• Data records
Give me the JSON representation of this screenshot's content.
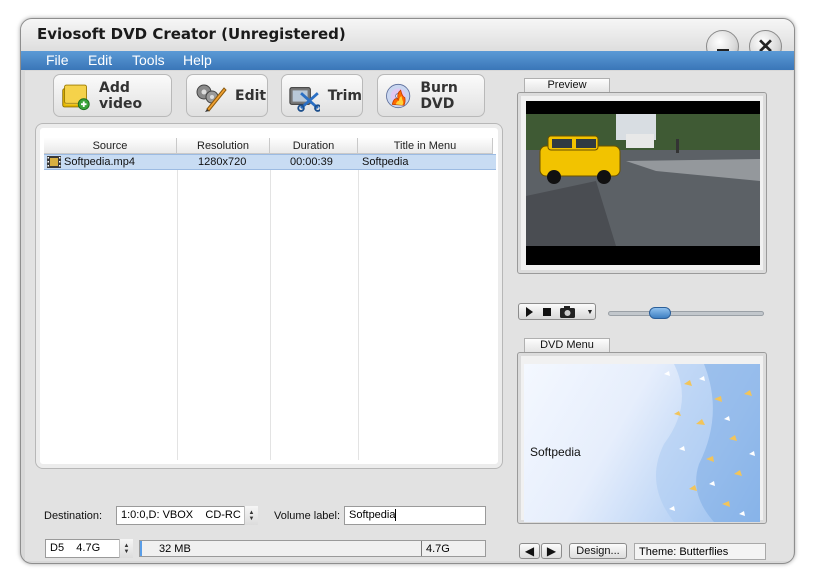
{
  "window": {
    "title": "Eviosoft DVD Creator (Unregistered)"
  },
  "menu": {
    "items": [
      "File",
      "Edit",
      "Tools",
      "Help"
    ]
  },
  "toolbar": {
    "add_video": "Add video",
    "edit": "Edit",
    "trim": "Trim",
    "burn_dvd": "Burn DVD"
  },
  "file_list": {
    "columns": [
      "Source",
      "Resolution",
      "Duration",
      "Title in Menu"
    ],
    "rows": [
      {
        "source": "Softpedia.mp4",
        "resolution": "1280x720",
        "duration": "00:00:39",
        "title": "Softpedia"
      }
    ]
  },
  "bottom": {
    "destination_label": "Destination:",
    "destination_value": "1:0:0,D: VBOX    CD-RC",
    "volume_label": "Volume label:",
    "volume_value": "Softpedia",
    "disc_type": "D5    4.7G",
    "used_size": "32 MB",
    "capacity": "4.7G",
    "usage_fraction": 0.007
  },
  "preview": {
    "tab_label": "Preview",
    "seek_fraction": 0.3
  },
  "dvd_menu": {
    "tab_label": "DVD Menu",
    "menu_title": "Softpedia",
    "design_button": "Design...",
    "theme_label": "Theme: Butterflies"
  },
  "colors": {
    "menubar": "#3a76b8",
    "selection": "#c8dcf3",
    "taxi": "#f2c300"
  }
}
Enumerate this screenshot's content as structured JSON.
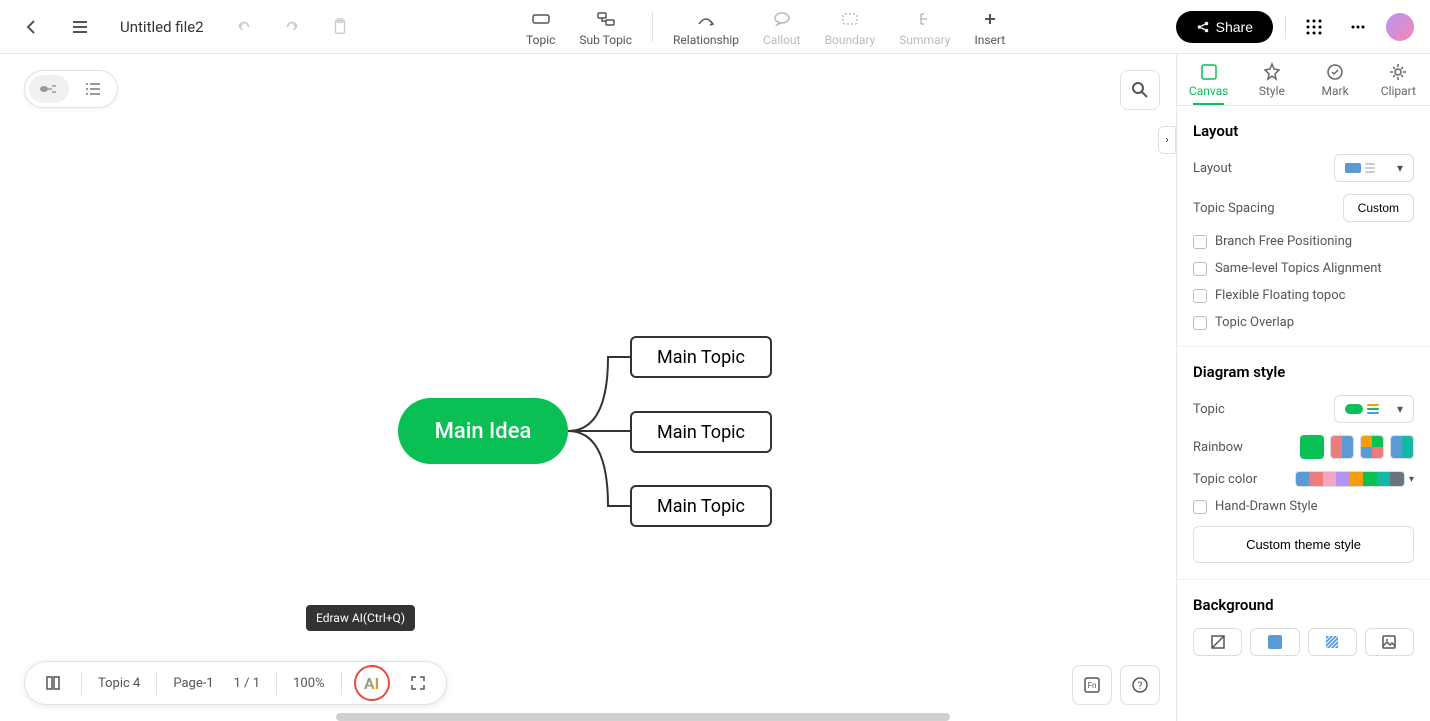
{
  "header": {
    "filename": "Untitled file2",
    "tools": {
      "topic": "Topic",
      "subtopic": "Sub Topic",
      "relationship": "Relationship",
      "callout": "Callout",
      "boundary": "Boundary",
      "summary": "Summary",
      "insert": "Insert"
    },
    "share": "Share"
  },
  "mindmap": {
    "main_idea": "Main Idea",
    "topics": [
      "Main Topic",
      "Main Topic",
      "Main Topic"
    ]
  },
  "tooltip": "Edraw AI(Ctrl+Q)",
  "bottom": {
    "topic_count": "Topic 4",
    "page": "Page-1",
    "page_nums": "1 / 1",
    "zoom": "100%",
    "ai_label": "AI"
  },
  "panel": {
    "tabs": {
      "canvas": "Canvas",
      "style": "Style",
      "mark": "Mark",
      "clipart": "Clipart"
    },
    "layout": {
      "title": "Layout",
      "layout_label": "Layout",
      "spacing_label": "Topic Spacing",
      "custom": "Custom",
      "branch_free": "Branch Free Positioning",
      "same_level": "Same-level Topics Alignment",
      "flexible": "Flexible Floating topoc",
      "overlap": "Topic Overlap"
    },
    "diagram_style": {
      "title": "Diagram style",
      "topic_label": "Topic",
      "rainbow_label": "Rainbow",
      "topic_color_label": "Topic color",
      "hand_drawn": "Hand-Drawn Style",
      "custom_theme": "Custom theme style"
    },
    "background": {
      "title": "Background"
    }
  },
  "colors": {
    "accent": "#0abf53",
    "topic_palette": [
      "#5b9bd5",
      "#ed7d7d",
      "#f4a6c0",
      "#b794f4",
      "#f59e0b",
      "#0abf53",
      "#14b8a6",
      "#6b7280"
    ]
  }
}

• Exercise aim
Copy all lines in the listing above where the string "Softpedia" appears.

• Response below
        "source": "Softpedia.mp4",
        "title": "Softpedia"
    "volume_value": "Softpedia",
    "menu_title": "Softpedia",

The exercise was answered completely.